      Malawi offers antiretroviral treatment (ART) to all HIV-positive adults who are clinically classified as being in WHO clinical stage III or IV without 'universal' CD4 testing. This study was conducted among such adults attending a rural district hospital HIV/AIDS clinic (a) to determine the proportion who have CD4 counts >or=350 cells/microl, (b) to identify risk factors associated with such CD4 counts and (c) to assess the validity and predictive values of possible clinical markers for CD4 counts >or=350 cells/microl. A CD4 count >or=350 cells/microl was found in 36 (9%) of 401 individuals who are thus at risk of being placed prematurely on ART. A body mass index (BMI) >22 kg/m(2), the absence of an active WHO indicator disease at the time of presentation for ART, and a total lymphocyte count >1,200 cells/microl were significantly associated with such a CD4 count. The first two of these variables could serve as clinical markers for selecting subgroups of patients who should undergo CD4 testing. In a resource-limited district setting, assessing the BMI and checking for active opportunistic infections are routine clinical procedures that could be used to target CD4 measurements, thereby minimising unnecessary CD4 measurements, unnecessary (too early) treatment and costs.
    • Tuberculosis and the risk of opportunistic infections and cancers in HIV-infected patients starting ART in Southern Africa.
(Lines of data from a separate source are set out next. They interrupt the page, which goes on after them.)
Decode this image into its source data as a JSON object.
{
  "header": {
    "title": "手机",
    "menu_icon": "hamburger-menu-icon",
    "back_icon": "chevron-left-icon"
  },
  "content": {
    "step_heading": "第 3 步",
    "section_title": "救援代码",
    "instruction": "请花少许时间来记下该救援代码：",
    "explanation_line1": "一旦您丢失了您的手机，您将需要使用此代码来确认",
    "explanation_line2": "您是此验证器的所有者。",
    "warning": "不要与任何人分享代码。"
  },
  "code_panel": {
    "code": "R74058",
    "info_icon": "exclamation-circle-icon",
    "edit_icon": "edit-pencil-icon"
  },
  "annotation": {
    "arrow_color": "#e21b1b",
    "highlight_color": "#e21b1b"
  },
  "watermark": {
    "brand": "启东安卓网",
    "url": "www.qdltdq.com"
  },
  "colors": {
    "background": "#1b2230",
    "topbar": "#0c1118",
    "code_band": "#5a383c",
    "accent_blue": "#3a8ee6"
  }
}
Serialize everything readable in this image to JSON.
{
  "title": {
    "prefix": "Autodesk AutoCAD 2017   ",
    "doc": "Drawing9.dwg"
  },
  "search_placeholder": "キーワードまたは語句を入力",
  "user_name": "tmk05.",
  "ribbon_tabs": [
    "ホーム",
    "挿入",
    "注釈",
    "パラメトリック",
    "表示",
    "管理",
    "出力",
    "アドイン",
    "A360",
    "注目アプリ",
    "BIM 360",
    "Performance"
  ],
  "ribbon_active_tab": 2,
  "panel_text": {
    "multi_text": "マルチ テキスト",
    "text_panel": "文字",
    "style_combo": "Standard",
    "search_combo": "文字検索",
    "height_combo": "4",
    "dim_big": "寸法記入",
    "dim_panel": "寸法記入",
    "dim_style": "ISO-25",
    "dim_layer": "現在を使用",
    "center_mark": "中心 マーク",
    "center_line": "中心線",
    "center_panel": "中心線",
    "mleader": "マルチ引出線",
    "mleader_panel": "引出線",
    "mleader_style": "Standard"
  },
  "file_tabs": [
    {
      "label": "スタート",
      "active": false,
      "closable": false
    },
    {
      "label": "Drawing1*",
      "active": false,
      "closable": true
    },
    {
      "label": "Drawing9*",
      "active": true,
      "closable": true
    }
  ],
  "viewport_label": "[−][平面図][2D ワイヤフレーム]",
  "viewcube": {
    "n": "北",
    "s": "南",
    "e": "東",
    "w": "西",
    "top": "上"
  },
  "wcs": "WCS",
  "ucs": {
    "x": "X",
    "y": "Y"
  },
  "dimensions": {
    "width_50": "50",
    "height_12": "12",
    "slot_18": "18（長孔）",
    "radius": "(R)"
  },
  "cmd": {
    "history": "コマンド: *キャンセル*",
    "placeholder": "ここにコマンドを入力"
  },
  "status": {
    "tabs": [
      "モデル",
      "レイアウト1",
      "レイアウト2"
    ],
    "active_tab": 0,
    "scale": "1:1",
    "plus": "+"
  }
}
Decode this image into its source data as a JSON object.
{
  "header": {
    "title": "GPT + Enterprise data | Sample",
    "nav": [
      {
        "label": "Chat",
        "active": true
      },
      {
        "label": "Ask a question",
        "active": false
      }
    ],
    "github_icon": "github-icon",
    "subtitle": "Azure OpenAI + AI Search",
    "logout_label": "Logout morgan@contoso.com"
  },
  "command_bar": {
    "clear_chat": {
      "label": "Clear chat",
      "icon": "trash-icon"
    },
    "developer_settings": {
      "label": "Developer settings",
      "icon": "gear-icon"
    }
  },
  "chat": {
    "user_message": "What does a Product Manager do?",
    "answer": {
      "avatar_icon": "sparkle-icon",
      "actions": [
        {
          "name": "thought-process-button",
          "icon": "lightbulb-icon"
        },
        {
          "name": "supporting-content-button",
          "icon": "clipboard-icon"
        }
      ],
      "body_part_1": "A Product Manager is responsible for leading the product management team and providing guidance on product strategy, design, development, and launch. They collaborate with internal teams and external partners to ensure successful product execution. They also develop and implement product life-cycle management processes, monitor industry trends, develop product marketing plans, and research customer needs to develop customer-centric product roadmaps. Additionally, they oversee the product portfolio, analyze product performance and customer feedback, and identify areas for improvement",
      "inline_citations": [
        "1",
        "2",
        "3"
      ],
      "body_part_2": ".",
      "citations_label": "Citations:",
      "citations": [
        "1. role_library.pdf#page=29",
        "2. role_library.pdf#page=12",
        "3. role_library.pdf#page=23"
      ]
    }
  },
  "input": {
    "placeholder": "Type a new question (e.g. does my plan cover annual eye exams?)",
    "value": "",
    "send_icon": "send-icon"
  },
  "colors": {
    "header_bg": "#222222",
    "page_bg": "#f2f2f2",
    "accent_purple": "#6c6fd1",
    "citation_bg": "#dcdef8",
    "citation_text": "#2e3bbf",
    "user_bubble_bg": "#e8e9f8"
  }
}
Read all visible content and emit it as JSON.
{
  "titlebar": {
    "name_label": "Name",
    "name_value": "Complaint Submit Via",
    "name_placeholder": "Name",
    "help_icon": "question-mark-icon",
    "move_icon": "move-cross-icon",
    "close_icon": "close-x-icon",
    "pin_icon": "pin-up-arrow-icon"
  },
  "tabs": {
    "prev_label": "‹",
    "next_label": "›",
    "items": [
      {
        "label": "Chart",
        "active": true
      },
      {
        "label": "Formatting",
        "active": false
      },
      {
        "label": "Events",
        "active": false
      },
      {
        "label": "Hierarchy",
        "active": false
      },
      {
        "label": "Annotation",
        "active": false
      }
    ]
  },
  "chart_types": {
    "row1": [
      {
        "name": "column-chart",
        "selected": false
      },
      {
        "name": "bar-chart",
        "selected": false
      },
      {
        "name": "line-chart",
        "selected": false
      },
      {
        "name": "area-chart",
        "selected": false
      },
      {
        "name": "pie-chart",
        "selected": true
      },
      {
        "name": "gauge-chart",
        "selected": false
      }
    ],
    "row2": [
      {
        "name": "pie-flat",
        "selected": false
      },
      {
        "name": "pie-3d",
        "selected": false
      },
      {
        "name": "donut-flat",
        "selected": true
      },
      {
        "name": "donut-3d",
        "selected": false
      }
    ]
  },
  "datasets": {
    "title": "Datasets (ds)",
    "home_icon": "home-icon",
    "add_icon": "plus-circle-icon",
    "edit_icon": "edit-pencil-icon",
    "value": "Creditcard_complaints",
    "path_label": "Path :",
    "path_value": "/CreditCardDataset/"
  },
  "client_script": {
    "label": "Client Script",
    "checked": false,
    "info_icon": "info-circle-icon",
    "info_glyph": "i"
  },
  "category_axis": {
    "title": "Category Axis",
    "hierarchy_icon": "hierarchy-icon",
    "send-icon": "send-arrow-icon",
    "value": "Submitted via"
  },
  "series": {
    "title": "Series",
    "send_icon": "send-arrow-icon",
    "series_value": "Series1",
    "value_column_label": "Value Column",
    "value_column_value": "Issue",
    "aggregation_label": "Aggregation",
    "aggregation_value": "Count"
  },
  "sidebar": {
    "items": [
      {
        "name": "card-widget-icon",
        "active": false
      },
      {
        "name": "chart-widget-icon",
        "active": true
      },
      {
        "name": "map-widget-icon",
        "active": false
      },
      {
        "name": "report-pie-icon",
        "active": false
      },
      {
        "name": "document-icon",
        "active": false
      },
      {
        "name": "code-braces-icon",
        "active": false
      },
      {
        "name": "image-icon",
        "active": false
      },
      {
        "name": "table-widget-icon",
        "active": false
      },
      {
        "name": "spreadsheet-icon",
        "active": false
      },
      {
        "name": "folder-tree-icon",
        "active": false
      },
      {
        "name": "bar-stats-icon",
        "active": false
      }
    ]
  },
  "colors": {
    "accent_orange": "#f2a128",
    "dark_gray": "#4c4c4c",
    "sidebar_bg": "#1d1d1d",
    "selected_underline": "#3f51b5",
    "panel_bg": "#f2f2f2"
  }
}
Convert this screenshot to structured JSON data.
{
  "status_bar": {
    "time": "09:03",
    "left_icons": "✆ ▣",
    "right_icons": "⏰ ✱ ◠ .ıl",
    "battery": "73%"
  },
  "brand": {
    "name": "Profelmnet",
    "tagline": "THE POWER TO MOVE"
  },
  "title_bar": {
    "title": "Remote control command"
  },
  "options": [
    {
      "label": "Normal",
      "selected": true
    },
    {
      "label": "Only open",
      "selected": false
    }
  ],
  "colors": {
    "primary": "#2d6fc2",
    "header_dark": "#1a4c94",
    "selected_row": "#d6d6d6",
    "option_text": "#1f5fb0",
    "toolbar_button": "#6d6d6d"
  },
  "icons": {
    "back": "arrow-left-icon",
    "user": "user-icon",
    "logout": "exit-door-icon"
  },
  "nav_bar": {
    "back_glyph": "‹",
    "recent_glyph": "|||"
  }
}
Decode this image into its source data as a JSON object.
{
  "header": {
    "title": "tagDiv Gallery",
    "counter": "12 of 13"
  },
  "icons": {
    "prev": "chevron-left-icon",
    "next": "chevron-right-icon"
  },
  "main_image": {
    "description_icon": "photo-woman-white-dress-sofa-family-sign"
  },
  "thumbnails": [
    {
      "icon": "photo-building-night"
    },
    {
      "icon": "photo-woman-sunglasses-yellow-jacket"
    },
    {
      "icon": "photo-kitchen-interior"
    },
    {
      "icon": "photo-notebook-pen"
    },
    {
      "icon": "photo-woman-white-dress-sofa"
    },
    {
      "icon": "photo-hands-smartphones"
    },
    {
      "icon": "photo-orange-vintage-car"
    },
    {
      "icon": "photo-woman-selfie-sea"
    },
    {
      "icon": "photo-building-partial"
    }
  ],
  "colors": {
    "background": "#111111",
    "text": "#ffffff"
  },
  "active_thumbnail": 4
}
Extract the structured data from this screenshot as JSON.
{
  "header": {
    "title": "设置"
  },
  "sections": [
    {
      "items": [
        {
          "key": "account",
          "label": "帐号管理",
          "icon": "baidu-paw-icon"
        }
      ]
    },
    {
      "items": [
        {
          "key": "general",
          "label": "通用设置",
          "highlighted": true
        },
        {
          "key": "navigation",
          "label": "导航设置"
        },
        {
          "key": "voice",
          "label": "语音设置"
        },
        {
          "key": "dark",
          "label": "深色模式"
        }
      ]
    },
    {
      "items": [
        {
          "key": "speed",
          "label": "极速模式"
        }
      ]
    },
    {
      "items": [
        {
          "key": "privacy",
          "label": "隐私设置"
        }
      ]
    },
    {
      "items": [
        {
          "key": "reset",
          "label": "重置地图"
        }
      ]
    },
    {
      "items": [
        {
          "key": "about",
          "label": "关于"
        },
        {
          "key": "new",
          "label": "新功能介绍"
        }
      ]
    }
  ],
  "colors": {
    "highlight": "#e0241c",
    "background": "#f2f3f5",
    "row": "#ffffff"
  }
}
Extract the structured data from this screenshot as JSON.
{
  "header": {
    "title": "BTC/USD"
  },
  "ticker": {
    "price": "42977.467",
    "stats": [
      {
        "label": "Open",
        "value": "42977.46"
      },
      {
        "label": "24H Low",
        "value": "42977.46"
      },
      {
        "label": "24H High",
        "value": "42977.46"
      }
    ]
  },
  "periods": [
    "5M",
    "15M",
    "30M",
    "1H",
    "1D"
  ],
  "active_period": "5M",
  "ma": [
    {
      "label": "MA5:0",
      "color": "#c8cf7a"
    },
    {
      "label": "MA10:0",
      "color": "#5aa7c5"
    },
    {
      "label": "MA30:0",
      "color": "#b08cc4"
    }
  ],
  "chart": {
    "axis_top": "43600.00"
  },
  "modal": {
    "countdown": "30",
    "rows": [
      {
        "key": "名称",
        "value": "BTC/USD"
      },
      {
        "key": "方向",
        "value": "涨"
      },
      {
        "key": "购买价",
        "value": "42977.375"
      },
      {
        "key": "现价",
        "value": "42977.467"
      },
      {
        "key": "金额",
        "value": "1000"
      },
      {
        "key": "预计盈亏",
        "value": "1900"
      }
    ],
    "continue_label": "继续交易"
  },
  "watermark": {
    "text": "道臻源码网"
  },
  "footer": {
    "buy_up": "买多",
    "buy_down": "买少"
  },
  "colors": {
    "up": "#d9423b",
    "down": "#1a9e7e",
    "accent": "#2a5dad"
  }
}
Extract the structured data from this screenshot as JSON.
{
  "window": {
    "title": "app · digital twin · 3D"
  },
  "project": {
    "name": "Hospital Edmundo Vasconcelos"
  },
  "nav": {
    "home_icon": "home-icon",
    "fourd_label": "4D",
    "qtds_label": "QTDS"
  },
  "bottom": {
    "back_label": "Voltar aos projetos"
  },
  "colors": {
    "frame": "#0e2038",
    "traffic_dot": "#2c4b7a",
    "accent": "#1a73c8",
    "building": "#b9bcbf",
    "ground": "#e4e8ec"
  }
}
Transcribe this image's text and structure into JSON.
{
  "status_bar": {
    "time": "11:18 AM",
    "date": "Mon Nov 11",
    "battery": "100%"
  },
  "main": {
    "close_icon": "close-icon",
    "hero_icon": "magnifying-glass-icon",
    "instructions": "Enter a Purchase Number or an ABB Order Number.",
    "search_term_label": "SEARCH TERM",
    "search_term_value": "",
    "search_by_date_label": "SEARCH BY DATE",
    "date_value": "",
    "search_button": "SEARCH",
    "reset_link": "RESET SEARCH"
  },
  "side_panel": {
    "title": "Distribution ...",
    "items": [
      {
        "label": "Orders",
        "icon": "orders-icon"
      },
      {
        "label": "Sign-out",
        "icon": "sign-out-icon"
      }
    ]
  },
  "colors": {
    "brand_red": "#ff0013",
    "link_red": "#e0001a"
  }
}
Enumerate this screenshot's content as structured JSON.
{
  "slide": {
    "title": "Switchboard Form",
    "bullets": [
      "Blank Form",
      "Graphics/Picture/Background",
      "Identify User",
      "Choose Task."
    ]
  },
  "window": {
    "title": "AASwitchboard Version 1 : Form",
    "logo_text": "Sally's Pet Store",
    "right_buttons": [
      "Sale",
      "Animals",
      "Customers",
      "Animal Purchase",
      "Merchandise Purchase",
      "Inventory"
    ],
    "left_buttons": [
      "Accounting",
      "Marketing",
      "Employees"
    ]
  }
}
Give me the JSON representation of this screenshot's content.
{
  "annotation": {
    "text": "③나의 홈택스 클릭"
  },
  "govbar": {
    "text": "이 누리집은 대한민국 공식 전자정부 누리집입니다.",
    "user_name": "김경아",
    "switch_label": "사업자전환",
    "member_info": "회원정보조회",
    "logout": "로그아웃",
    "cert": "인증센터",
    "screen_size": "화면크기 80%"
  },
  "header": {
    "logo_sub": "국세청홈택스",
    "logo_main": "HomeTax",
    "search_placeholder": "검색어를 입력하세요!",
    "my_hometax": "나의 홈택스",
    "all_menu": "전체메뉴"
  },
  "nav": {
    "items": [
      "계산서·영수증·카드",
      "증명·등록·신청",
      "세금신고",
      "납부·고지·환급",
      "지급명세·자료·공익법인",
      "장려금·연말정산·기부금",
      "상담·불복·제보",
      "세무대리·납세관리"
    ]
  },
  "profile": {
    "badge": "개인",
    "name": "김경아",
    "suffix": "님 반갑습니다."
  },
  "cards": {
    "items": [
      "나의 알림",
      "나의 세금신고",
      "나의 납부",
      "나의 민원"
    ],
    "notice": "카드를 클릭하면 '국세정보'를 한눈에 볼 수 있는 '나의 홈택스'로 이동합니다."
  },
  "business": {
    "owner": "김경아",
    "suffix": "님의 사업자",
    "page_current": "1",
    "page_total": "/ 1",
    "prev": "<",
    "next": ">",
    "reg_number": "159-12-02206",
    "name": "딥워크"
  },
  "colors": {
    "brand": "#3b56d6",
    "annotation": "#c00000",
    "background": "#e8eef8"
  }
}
      Fenner, Lukas; Reid, Stewart E; Fox, Matthew P; Garone, Daniela; Wellington, Maureen; Prozesky, Hans; Zwahlen, Marcel; Schomaker, Michael; Wandeler, Gilles; Kancheya, Nzali; Boulle, Andrew; Wood, Robin; Henostroza, German; Egger, Matthias; Institute of Social and Preventive Medicine (ISPM), University of Bern, Bern, Switzerland. lfenner@ispm.unibe.ch (2013-02)
      To investigate the incidence of selected opportunistic infections (OIs) and cancers and the role of a history of tuberculosis (TB) as a risk factor for developing these conditions in HIV-infected patients starting antiretroviral treatment (ART) in Southern Africa.